Post # 1
I started my job right after graduating college in May of 2011 and foolishly did not negotiate my pay because I was honestly just happy to have a job.
I started at 40000 and this year (in January)got a small adjustment to 41200. However I recently found out that my coworker who recently left was paid 54500, and their replacement is being paid 50000. The new hire has no more experience than I do- do you think it is possible for me to negotiate a raise now? Or did I miss my chance?
FYI- the reason I know how much my coworkers make is because it is posted for the public. It is funded by state government but does not follow pay scales. And my pay bump was not a raise- my boss was careful to say that is was a pay adjustment and even told me it was not a raise.
Post # 4
I think now (that you found out what the new hire is earning) is the perfect time to ask! Speak with the appropriate person and say something like, “Why am I not being rewarded (with a raise) for being in this job 2 years, when a new hire with the same experience is getting 50000?”
BTW I’ve never done this myself, but I was once in a job where someone else was in the same situation and when he asked, he was effectively asking on my behalf too. We both got the raise 🙂
Post # 5
@paula1248: Thank you!
I am trying to decide the best way to go about this, should I write a letter? Or just have a conversation?
Post # 6
@careerdriven: Sorry, I’m really terrible at this sort of thing and I don’t think I’m the person to ask. Because like I said, it only worked for me because someone else (who started at the same time as me, before the new hire) asked.
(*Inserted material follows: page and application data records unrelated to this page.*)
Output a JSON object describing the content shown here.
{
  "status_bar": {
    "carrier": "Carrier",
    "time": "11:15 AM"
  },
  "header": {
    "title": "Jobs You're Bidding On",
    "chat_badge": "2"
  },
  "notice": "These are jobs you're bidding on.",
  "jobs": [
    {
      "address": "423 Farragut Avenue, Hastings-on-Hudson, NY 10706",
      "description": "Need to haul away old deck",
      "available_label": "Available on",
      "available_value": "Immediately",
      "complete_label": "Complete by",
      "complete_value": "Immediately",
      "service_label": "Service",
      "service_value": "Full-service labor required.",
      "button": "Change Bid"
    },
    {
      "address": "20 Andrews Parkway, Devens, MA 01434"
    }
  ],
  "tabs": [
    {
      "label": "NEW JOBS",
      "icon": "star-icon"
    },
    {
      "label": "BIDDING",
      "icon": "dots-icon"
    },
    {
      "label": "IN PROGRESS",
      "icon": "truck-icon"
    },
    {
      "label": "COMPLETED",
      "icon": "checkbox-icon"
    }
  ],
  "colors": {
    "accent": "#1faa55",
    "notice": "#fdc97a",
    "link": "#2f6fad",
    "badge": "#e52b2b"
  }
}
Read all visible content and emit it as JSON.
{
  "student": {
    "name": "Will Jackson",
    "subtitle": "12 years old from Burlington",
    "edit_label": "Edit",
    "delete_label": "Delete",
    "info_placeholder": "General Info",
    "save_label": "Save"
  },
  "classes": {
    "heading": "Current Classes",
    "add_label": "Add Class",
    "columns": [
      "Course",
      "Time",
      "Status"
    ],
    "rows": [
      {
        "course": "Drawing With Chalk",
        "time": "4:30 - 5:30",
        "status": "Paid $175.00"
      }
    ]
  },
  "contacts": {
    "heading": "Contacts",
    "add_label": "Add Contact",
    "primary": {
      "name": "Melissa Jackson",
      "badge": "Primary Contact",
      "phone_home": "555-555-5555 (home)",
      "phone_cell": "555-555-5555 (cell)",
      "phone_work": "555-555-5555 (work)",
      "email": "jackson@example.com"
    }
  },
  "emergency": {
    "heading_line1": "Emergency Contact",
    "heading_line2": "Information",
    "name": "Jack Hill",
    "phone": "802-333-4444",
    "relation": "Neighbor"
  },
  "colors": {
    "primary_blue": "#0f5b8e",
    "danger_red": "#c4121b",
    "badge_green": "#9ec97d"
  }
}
OK, having said that I’m terrible at it, my feeling is to ask in person. It’s just a bit more “off the record”. And that’s what my co-worker did.
But I really hope you can get some other answers, from people who have actually done it.
Post # 7
I know this was a few weeks ago and you might have already decided how to handle the situation, but I personally think that you can’t go wrong with a personal conversation. It makes you appear more direct and confident than just sending a letter which can come off passive-aggressive. I would also recommend going into your scheduled meeting (not an impromptu sit down) with kind of an outline of what you want to discuss. I would begin by mentioning your job performance highlights (your strong points, situations you have handled particularly well recently, etc.) and then explain that you have become aware that others are being brought into to your position with similar experience and being paid much more. Then ask them if they are willing to match your compensation to better reflect your abilities and experience. It costs much more money to hire a new person and train them than to keep an existing good employee happy. Hopefully they’ll pony up the money.